---------- DATA IN THIS EXERCISE
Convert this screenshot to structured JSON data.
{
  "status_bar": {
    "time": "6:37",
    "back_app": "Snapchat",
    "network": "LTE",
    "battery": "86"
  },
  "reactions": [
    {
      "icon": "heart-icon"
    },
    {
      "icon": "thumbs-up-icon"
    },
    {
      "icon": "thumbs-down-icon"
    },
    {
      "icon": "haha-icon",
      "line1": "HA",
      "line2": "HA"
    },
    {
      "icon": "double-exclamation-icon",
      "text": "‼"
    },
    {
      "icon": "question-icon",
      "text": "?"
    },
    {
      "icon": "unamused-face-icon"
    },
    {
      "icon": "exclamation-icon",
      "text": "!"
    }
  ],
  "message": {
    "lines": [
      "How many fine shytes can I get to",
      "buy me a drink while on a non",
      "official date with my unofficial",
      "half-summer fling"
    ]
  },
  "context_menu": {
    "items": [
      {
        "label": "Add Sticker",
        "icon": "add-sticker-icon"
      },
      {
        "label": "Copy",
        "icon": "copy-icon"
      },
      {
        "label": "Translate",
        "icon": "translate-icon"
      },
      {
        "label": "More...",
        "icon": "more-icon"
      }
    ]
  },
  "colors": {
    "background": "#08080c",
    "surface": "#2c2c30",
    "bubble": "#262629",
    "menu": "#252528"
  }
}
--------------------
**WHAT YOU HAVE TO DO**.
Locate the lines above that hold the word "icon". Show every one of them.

**TASK ANSWER**.
      "icon": "heart-icon"
      "icon": "thumbs-up-icon"
      "icon": "thumbs-down-icon"
      "icon": "haha-icon",
      "icon": "double-exclamation-icon",
      "icon": "question-icon",
      "icon": "unamused-face-icon"
      "icon": "exclamation-icon",
        "icon": "add-sticker-icon"
        "icon": "copy-icon"
        "icon": "translate-icon"
        "icon": "more-icon"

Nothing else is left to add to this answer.